* Work order
Find the lines in the records that carry the word "قطعة". Copy each one.

* Web page and app entries
········

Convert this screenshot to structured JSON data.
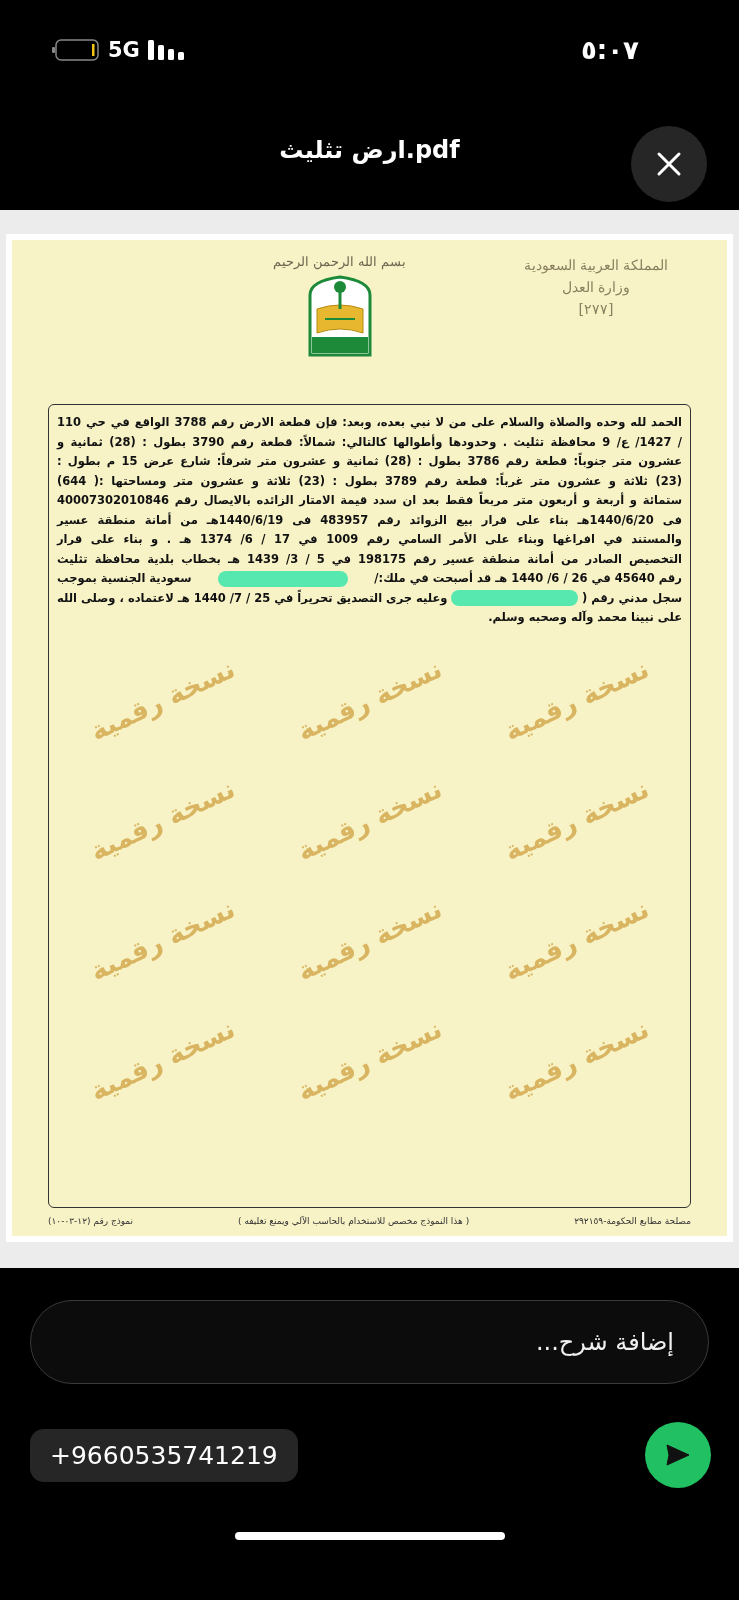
{
  "status_bar": {
    "time": "٥:٠٧",
    "network": "5G"
  },
  "header": {
    "title": "ارض تثليث.pdf"
  },
  "document": {
    "header_right": [
      "المملكة العربية السعودية",
      "وزارة العدل",
      "[٢٧٧]"
    ],
    "basmala": "بسم الله الرحمن الرحيم",
    "lines": [
      [
        {
          "kind": "text",
          "text": "الحمد لله وحده والصلاة والسلام على من لا نبي بعده، وبعد: فإن قطعة الارض رقم 3788 الواقع في حي 110"
        }
      ],
      [
        {
          "kind": "text",
          "text": "/ 1427/ ع/ 9 محافظة تثليث . وحدودها وأطوالها كالتالي: شمالاً: قطعة رقم 3790 بطول : (28) ثمانية و"
        }
      ],
      [
        {
          "kind": "text",
          "text": "عشرون متر جنوباً: قطعة رقم 3786 بطول : (28) ثمانية و عشرون متر شرقاً: شارع عرض 15 م بطول :"
        }
      ],
      [
        {
          "kind": "text",
          "text": "(23) ثلاثة و عشرون متر غرباً: قطعة رقم 3789 بطول : (23) ثلاثة و عشرون متر ومساحتها :( 644)"
        }
      ],
      [
        {
          "kind": "text",
          "text": "ستمائة و أربعة و أربعون متر مربعاً فقط بعد ان سدد قيمة الامتار الزائده بالايصال رقم 40007302010846"
        }
      ],
      [
        {
          "kind": "text",
          "text": "فى 1440/6/20هـ بناء على قرار بيع الزوائد رقم 483957 فى 1440/6/19هـ من أمانة منطقة عسير"
        }
      ],
      [
        {
          "kind": "text",
          "text": "والمستند في افراغها وبناء على الأمر السامي رقم 1009 في 17 / 6/ 1374 هـ . و بناء على قرار"
        }
      ],
      [
        {
          "kind": "text",
          "text": "التخصيص الصادر من أمانة منطقة عسير رقم 198175 في 5 / 3/ 1439 هـ بخطاب بلدية محافظة تثليث"
        }
      ],
      [
        {
          "kind": "text",
          "text": "رقم 45640 في 26 / 6/ 1440 هـ قد أصبحت في ملك:/"
        },
        {
          "kind": "redacted"
        },
        {
          "kind": "text",
          "text": "سعودية الجنسية بموجب"
        }
      ],
      [
        {
          "kind": "text",
          "text": "سجل مدني رقم ("
        },
        {
          "kind": "redacted"
        },
        {
          "kind": "text",
          "text": "وعليه جرى التصديق تحريراً في 25 / 7/ 1440 هـ لاعتماده ، وصلى الله"
        }
      ],
      [
        {
          "kind": "text",
          "text": "على نبينا محمد وآله وصحبه وسلم."
        }
      ]
    ],
    "stamps": [
      "نسخة رقمية",
      "نسخة رقمية",
      "نسخة رقمية",
      "نسخة رقمية",
      "نسخة رقمية",
      "نسخة رقمية",
      "نسخة رقمية",
      "نسخة رقمية",
      "نسخة رقمية",
      "نسخة رقمية",
      "نسخة رقمية",
      "نسخة رقمية"
    ],
    "footer": [
      "مصلحة مطابع الحكومة-٢٩٢١٥٩",
      "( هذا النموذج مخصص للاستخدام بالحاسب الآلي ويمنع تغليفه )",
      "نموذج رقم (١٢-٠٣-١٠)"
    ]
  },
  "caption": {
    "placeholder": "إضافة شرح..."
  },
  "recipient": "+9660535741219"
}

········

* Solution below
          "text": "الحمد لله وحده والصلاة والسلام على من لا نبي بعده، وبعد: فإن قطعة الارض رقم 3788 الواقع في حي 110"
          "text": "/ 1427/ ع/ 9 محافظة تثليث . وحدودها وأطوالها كالتالي: شمالاً: قطعة رقم 3790 بطول : (28) ثمانية و"
          "text": "عشرون متر جنوباً: قطعة رقم 3786 بطول : (28) ثمانية و عشرون متر شرقاً: شارع عرض 15 م بطول :"
          "text": "(23) ثلاثة و عشرون متر غرباً: قطعة رقم 3789 بطول : (23) ثلاثة و عشرون متر ومساحتها :( 644)"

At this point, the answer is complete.